Jamie Lorimer <www> is an environmental geographer, whose research has explored the geographies of Nature, focusing on the implications of the Anthropocene for contemporary environmental thought and practice. This work has been developed through three substantial research projects. The most recent of which explored the history, politics and geographies of rewilding. This is an emerging paradigm for wildlife conservation, with important implications for how we conceive and govern the environment. This project focused on the Oostvaardersplassen and Heck cattle in the Netherlands. Prior research examined the histories, geographies, imagery and politics of Asian elephant conservation in Sri Lanka. Jamie’s PhD and post-doctoral research traced the arrival of biodiversity as an organising concept for UK wildlife conservation. His current research switches scales to explore comparable developments in the governance of the microbiome – focusing initially on the rise of probiotic modes of managing human and environmental health. His research monograph, entitled Wildlife in the Anthropocene: Conservation after Nature will be published by the University of Minnesota Press in Spring 2015.

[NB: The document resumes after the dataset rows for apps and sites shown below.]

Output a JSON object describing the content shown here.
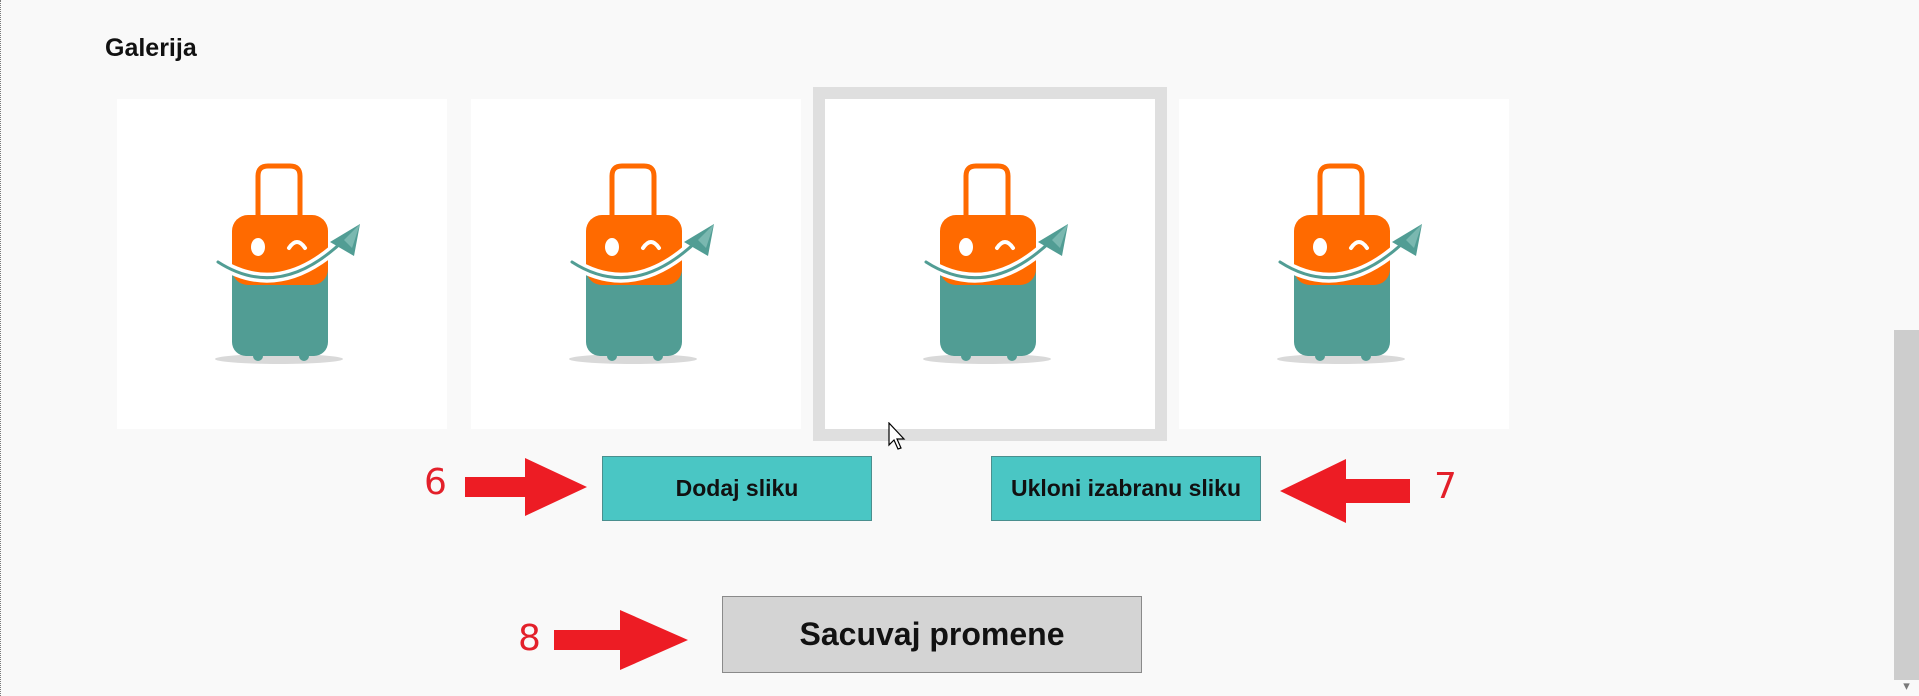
{
  "gallery": {
    "title": "Galerija",
    "images": [
      {
        "icon": "suitcase-mascot-icon",
        "selected": false
      },
      {
        "icon": "suitcase-mascot-icon",
        "selected": false
      },
      {
        "icon": "suitcase-mascot-icon",
        "selected": true
      },
      {
        "icon": "suitcase-mascot-icon",
        "selected": false
      }
    ]
  },
  "buttons": {
    "add_image": "Dodaj sliku",
    "remove_image": "Ukloni izabranu sliku",
    "save_changes": "Sacuvaj promene"
  },
  "annotations": [
    "6",
    "7",
    "8"
  ],
  "colors": {
    "accent_teal": "#4ac6c4",
    "annotation_red": "#ed1c24",
    "mascot_orange": "#ff6a00",
    "mascot_green": "#519d94"
  }
}
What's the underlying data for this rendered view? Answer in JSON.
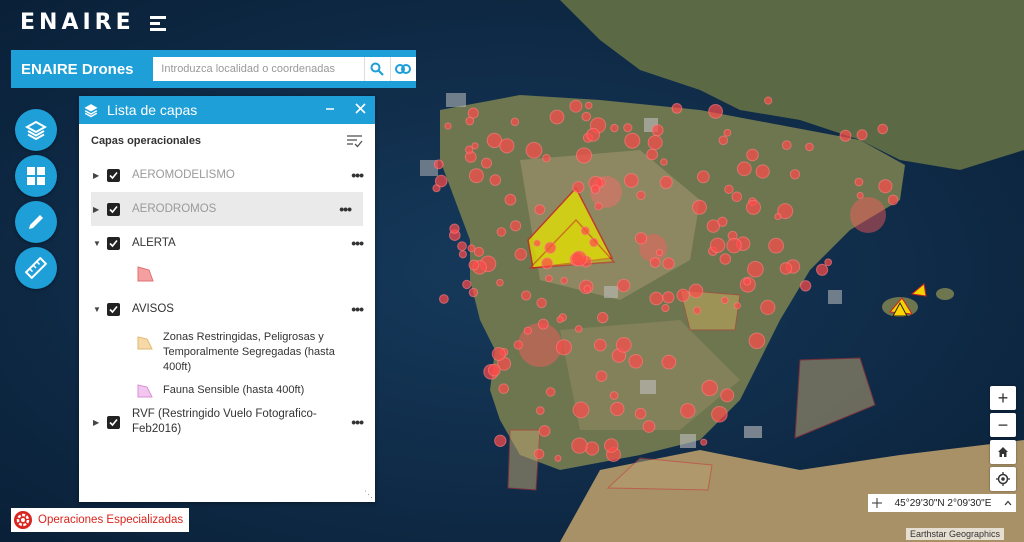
{
  "brand": {
    "logo_text": "ENAIRE"
  },
  "search": {
    "app_title": "ENAIRE Drones",
    "placeholder": "Introduzca localidad o coordenadas"
  },
  "toolbar": {
    "icons": [
      "layers-icon",
      "grid-icon",
      "pencil-icon",
      "ruler-icon"
    ]
  },
  "layers_panel": {
    "title": "Lista de capas",
    "section": "Capas operacionales",
    "layers": [
      {
        "label": "AEROMODELISMO",
        "checked": true
      },
      {
        "label": "AERODROMOS",
        "checked": true
      },
      {
        "label": "ALERTA",
        "checked": true
      },
      {
        "label": "AVISOS",
        "checked": true
      },
      {
        "label": "RVF (Restringido Vuelo Fotografico-Feb2016)",
        "checked": true
      }
    ],
    "avisos_legend": [
      {
        "label": "Zonas Restringidas, Peligrosas y Temporalmente Segregadas (hasta 400ft)",
        "color": "#f7d9a8"
      },
      {
        "label": "Fauna Sensible (hasta 400ft)",
        "color": "#f2c6f0"
      }
    ],
    "alerta_color": "#f4a0a0"
  },
  "operaciones": {
    "label": "Operaciones Especializadas"
  },
  "map_controls": {
    "zoom_in": "+",
    "zoom_out": "−"
  },
  "coordinates": {
    "text": "45°29'30\"N 2°09'30\"E"
  },
  "attribution": {
    "text": "Earthstar Geographics"
  },
  "colors": {
    "accent": "#1e9fd8",
    "marker": "#ff4a4a"
  }
}
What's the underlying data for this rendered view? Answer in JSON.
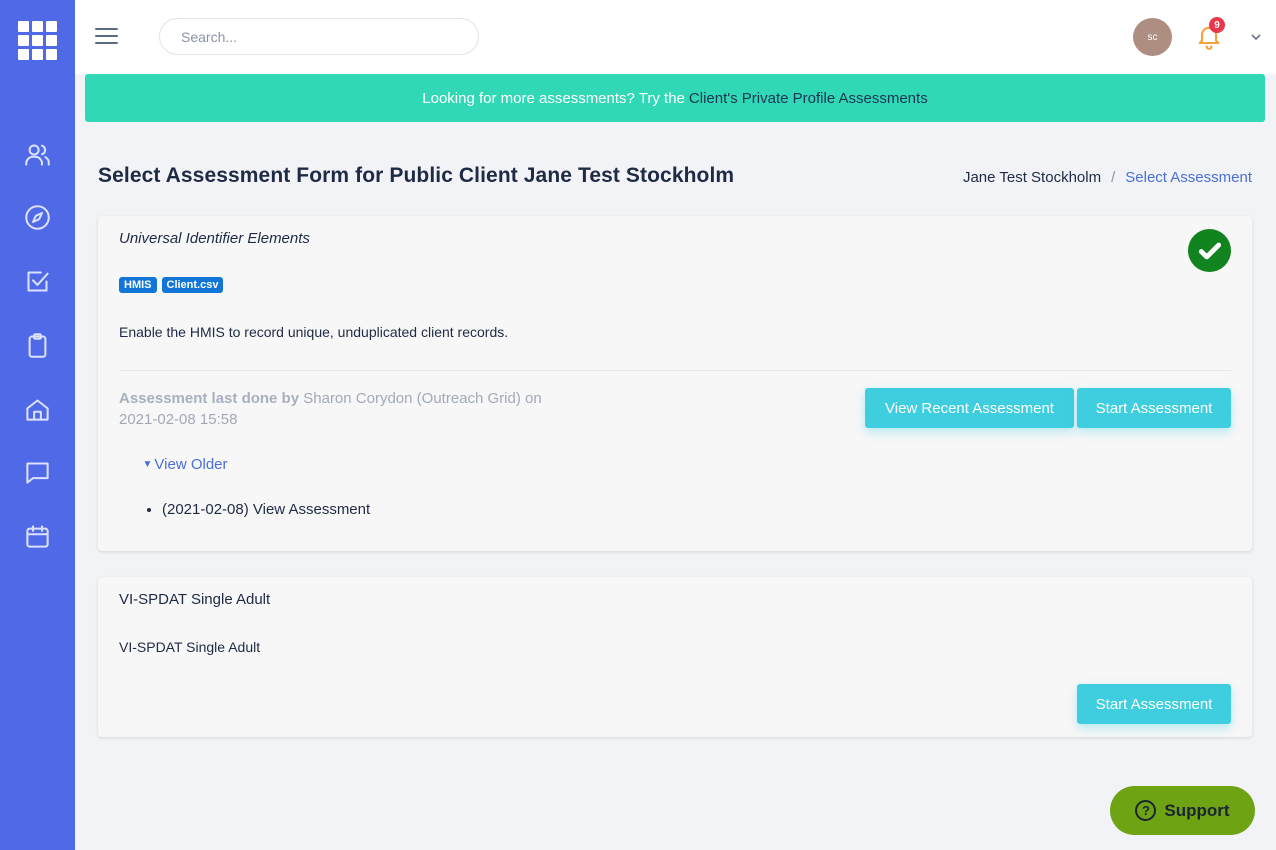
{
  "app": {
    "logo_icon": "apps-grid-icon",
    "accent": "#5069e6"
  },
  "sidebar": {
    "items": [
      {
        "icon": "users-icon"
      },
      {
        "icon": "compass-icon"
      },
      {
        "icon": "checkbox-icon"
      },
      {
        "icon": "clipboard-icon"
      },
      {
        "icon": "home-icon"
      },
      {
        "icon": "chat-icon"
      },
      {
        "icon": "calendar-icon"
      }
    ]
  },
  "header": {
    "search_placeholder": "Search...",
    "avatar_initials": "sc",
    "notification_count": "9"
  },
  "banner": {
    "text": "Looking for more assessments? Try the",
    "link": "Client's Private Profile Assessments",
    "color": "#31d8b5"
  },
  "page": {
    "title": "Select Assessment Form for Public Client Jane Test Stockholm",
    "breadcrumb": {
      "home": "Jane Test Stockholm",
      "separator": "/",
      "current": "Select Assessment"
    }
  },
  "cards": [
    {
      "title": "Universal Identifier Elements",
      "status_icon": "check-circle-icon",
      "tags": [
        "HMIS",
        "Client.csv"
      ],
      "description": "Enable the HMIS to record unique, unduplicated client records.",
      "last_done_label": "Assessment last done by",
      "last_done_by": "Sharon Corydon (Outreach Grid) on",
      "last_done_date": "2021-02-08 15:58",
      "view_recent_label": "View Recent Assessment",
      "start_label": "Start Assessment",
      "view_older_label": "View Older",
      "older": [
        "(2021-02-08) View Assessment"
      ]
    },
    {
      "title": "VI-SPDAT Single Adult",
      "description": "VI-SPDAT Single Adult",
      "start_label": "Start Assessment"
    }
  ],
  "support": {
    "label": "Support",
    "color": "#6ea414"
  }
}
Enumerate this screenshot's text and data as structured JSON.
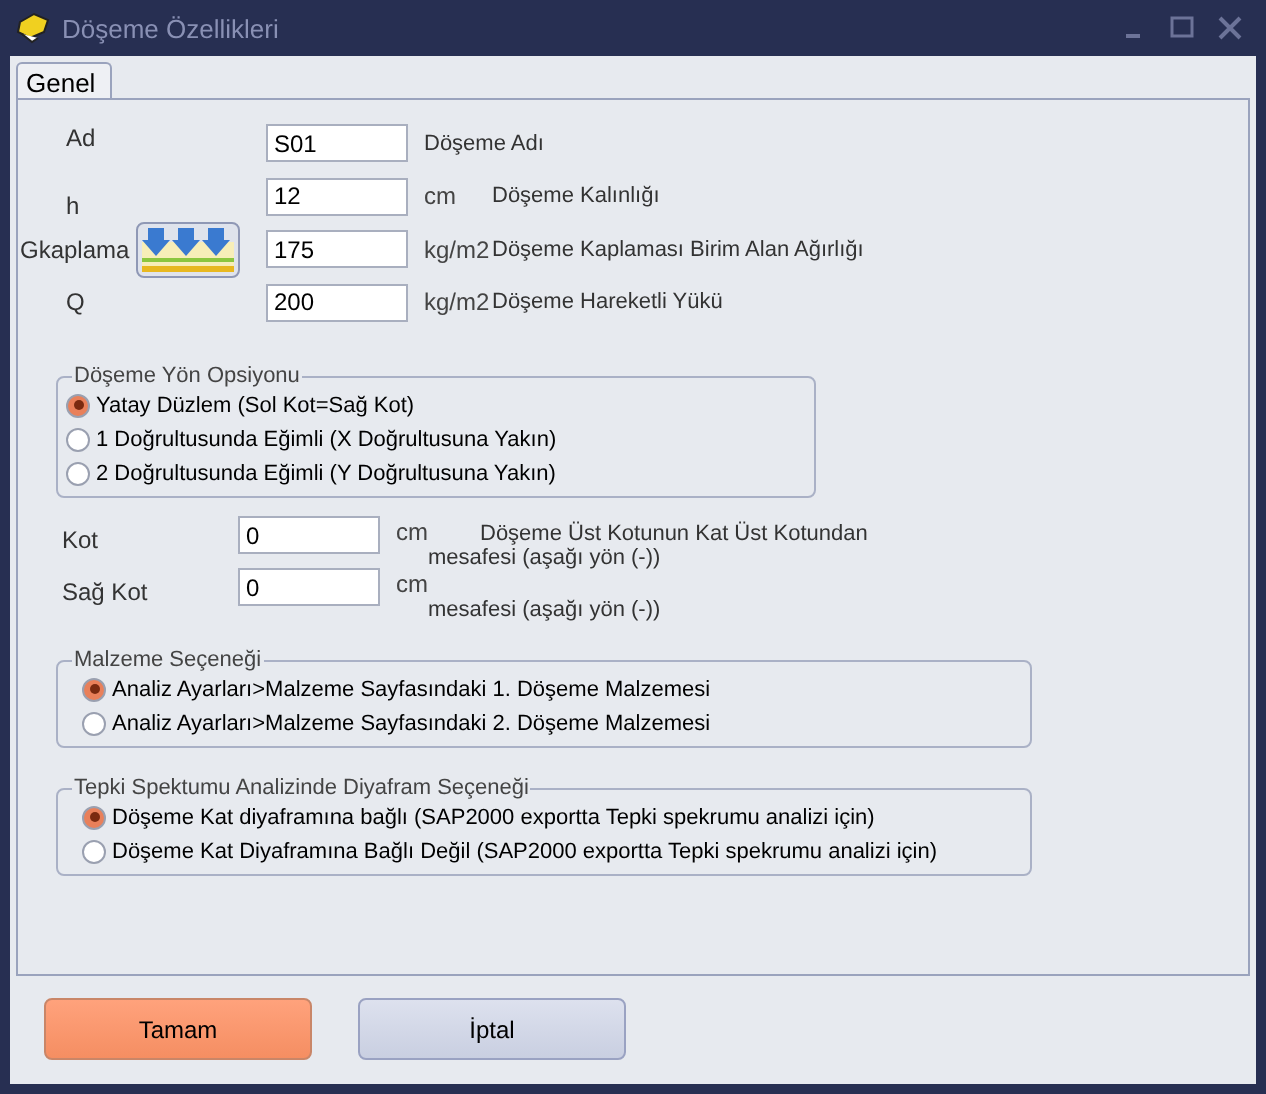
{
  "window": {
    "title": "Döşeme Özellikleri"
  },
  "tabs": [
    {
      "label": "Genel",
      "selected": true
    }
  ],
  "fields": [
    {
      "kind": "plain",
      "label": "Ad",
      "value": "S01",
      "description": "Döşeme Adı"
    },
    {
      "kind": "plain",
      "label": "h",
      "value": "12",
      "unit": "cm",
      "description": "Döşeme Kalınlığı"
    },
    {
      "kind": "with_button",
      "label": "Gkaplama",
      "value": "175",
      "unit": "kg/m2",
      "description": "Döşeme Kaplaması Birim Alan Ağırlığı"
    },
    {
      "kind": "plain",
      "label": "Q",
      "value": "200",
      "unit": "kg/m2",
      "description": "Döşeme Hareketli Yükü"
    }
  ],
  "direction_group": {
    "title": "Döşeme Yön Opsiyonu",
    "options": [
      {
        "label": "Yatay Düzlem (Sol Kot=Sağ Kot)",
        "selected": true
      },
      {
        "label": "1 Doğrultusunda Eğimli (X Doğrultusuna Yakın)",
        "selected": false
      },
      {
        "label": "2 Doğrultusunda Eğimli (Y Doğrultusuna Yakın)",
        "selected": false
      }
    ]
  },
  "elevations": [
    {
      "label": "Kot",
      "value": "0",
      "unit": "cm",
      "note_lines": [
        "Döşeme Üst Kotunun Kat Üst Kotundan",
        "mesafesi (aşağı yön (-))"
      ]
    },
    {
      "label": "Sağ Kot",
      "value": "0",
      "unit": "cm",
      "note_lines": [
        "mesafesi (aşağı yön (-))"
      ]
    }
  ],
  "option_groups": [
    {
      "title": "Malzeme Seçeneği",
      "options": [
        {
          "label": "Analiz Ayarları>Malzeme Sayfasındaki 1. Döşeme Malzemesi",
          "selected": true
        },
        {
          "label": "Analiz Ayarları>Malzeme Sayfasındaki 2. Döşeme Malzemesi",
          "selected": false
        }
      ]
    },
    {
      "title": "Tepki Spektumu Analizinde Diyafram Seçeneği",
      "options": [
        {
          "label": "Döşeme Kat diyaframına bağlı  (SAP2000 exportta Tepki spekrumu analizi için)",
          "selected": true
        },
        {
          "label": "Döşeme Kat Diyaframına Bağlı Değil  (SAP2000 exportta Tepki spekrumu analizi için)",
          "selected": false
        }
      ]
    }
  ],
  "buttons": [
    {
      "label": "Tamam",
      "kind": "primary"
    },
    {
      "label": "İptal",
      "kind": "secondary"
    }
  ]
}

Sasha Engelmann <www>, a native of Los Angeles, holds degrees from Stanford University in Earth Systems and English and French Literatures. Sasha’s academic work lies at the intersection of climate science, contemporary art and spatial theory, and her recent writing concerns the poetic and aesthetic dimensions of air and atmosphere. For the past year she has worked closely with the studio of Tomás Saraceno in Berlin, especially on the concept of Cloud Cities and the launching of solar balloons. She is a Clarendon Scholar currently pursuing a DPhil in Geography and Environment at Oxford.